It's Worth (HI)IT - High Intensity Interval Training.
“The <insert any number less than 10> Minute Workout is all you need to have the body you’ve always wanted!”
True? Well, sort of – for some people, some of the time, and with varying results. Nailing your best beach body with high intensity training is about as likely as using your travel points for the vacation of your dreams at the exact time you want it. It can absolutely happen, but not without some careful planning (you’ve got to nail your diet) and clever strategery (your motivation game will need to be on point). Also, your bag may or may not arrive (you’ve got to have great form/recovery to stay injury-free).
Let’s face it, everyone wants more for less, and HIIT has become enormously popular in recent years because it does deliver results by largely trading intensity for volume. HIIT workouts are highly versatile and conceptually straightforward, and there are incredible success stories across monster fitness brands like Crossfit, Barry’s Bootcamp, SoulCycle, P90X, etc.
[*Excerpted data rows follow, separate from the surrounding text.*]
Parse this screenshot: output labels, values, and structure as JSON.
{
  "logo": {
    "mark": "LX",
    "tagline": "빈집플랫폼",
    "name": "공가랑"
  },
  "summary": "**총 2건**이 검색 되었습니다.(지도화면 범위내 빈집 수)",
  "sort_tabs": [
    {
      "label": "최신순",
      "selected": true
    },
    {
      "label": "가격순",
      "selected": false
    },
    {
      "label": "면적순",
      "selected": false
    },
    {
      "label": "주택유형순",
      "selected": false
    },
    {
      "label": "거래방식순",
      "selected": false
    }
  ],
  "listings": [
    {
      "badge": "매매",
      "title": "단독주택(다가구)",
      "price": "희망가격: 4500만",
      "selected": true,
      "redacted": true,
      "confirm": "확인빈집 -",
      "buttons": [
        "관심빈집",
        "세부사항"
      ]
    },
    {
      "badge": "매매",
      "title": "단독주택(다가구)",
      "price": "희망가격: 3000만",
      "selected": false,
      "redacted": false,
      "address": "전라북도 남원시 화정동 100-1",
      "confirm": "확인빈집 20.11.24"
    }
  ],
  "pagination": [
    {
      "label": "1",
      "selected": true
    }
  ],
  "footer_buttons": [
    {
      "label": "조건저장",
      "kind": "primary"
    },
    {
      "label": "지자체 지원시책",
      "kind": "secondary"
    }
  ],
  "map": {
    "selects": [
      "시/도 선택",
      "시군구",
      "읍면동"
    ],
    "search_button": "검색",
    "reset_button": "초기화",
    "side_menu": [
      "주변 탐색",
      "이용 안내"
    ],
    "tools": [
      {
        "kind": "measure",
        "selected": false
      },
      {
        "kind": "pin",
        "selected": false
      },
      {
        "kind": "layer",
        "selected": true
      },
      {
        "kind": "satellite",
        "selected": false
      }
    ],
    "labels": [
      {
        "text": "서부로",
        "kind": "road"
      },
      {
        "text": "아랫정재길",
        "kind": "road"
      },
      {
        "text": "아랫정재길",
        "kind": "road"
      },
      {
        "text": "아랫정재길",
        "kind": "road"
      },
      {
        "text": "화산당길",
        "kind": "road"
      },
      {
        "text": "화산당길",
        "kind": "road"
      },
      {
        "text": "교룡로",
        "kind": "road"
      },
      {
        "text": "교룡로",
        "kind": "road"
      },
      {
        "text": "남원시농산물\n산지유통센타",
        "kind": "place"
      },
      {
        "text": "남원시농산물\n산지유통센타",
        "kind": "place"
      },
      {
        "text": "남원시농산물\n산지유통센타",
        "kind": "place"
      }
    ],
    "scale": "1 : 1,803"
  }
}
So what’s the secret sauce? These workouts typically include short bouts (5sec-4mins) of intensity (>90% aerobic max) followed by brief recovery periods with weights, ropes, kettle bells, cardio equipment, and/or bodyweight movements.
Let’s nerd out on what’s actually happening internally with HIIT (Figure 1):
There are plenty of scary words up there – I know.
This is why HIIT is effective:
- VO2max. Your HR is going to fly increasing stroke volume (amount of blood pumped through the heart). Healthy men and women of all ages can improve their cardio fitness by as much as 46% in training periods of less than 15 weeks.(1) As in, BOOM! This is an enormous bang for your buck whether your goal is weight loss or athletic performance. You should care about VO2max, as it not only determines your endurance capacity, but it’s one of the best predictors of cardiovascular disease – i.e. the #1 cause of death in America.
- Calories. You’re going to stoke the metabolic monster – as in, kcals en fuego.
- The Silent Killers. Your blood pressure and cholesterol (HDL) will improve, not to mention improved insulin sensitivity. These changes will require a little diligence to clean eating and a longer-term commitment to consistency within your HIIT programming (> 8-10 weeks).(1)
- Fat. Your fight or flight hormones are going to surge which has been shown to drive fat breakdown (lipolysis).(2) Marked changes in body fat percentages require clean eating (surprise!) and a commitment to regular programming (>12 weeks).
Why isn’t HIIT bulletproof?
- Intensity. As a cPT, it’s hard to tell people that they aren’t going hard enough – especially if they are feeling a little shaky and out of breath already. It’s even harder to ACTUALLY go that hard. A heart rate monitor (~$40) is your best accountability tool for the proper intensity level.
- Consistency. This typically is the issue for most individuals who aren’t getting results, but long-term changes require a LONG-TERM commitment. It never ceases to amaze me when an individual who has neglected his/her health for 10 years suddenly expects to see results in 10 days. Crossfit preaches community – almost to a cult-like cadence. But guess what? Community = Accountability = Consistency.
- Nutrition. Volume-based athletes can get away with some sloppy nutrition habits. I did for years… balancing “whatever I wanted” with 20-25 hours of aerobic training/week. This doesn’t work as well with HIIT. You have to revise your philosophy on food if you’re truly looking to fast track results. Think “unrefined” and “in moderation,” and you’re likely headed in the right direction.
- Injuries. Ouch – this one is the toughest. Unfortunately, to the untrained eye or to a newer athlete, speed can hide quite a few evils in terms of movement. Any sort of pre-existing muscular/skeletal imbalances or abnormalities will only be amplified when you’re going ALL OUT. Repeating poor movement patterns is literally the recipe for injury.
Final words: HIIT can fit into everyone’s training.
Hit intensity interval training is a metabolic winner. You will get the results that you want with smart and specific programming (FUN helps, too!), and likely quite a few long-term health benefits that may not currently be on your radar. You can, however, fail – and fail BIG. Refuse to get discouraged and remember, there are plenty of folks like me who can help!
(1) Kessler, H.S., Sisson, S.B., & Short, K.R. 2012. The potential for high-intensity interval training to reduce cardiometabolic disease risk. Sports Medicine, 42 (6), 489–509.
(2) Boutcher, S.H. 2011. High-intensity intermittent exercise and fat loss. Journal of Obesity, doi: 10.1155/2011/868305.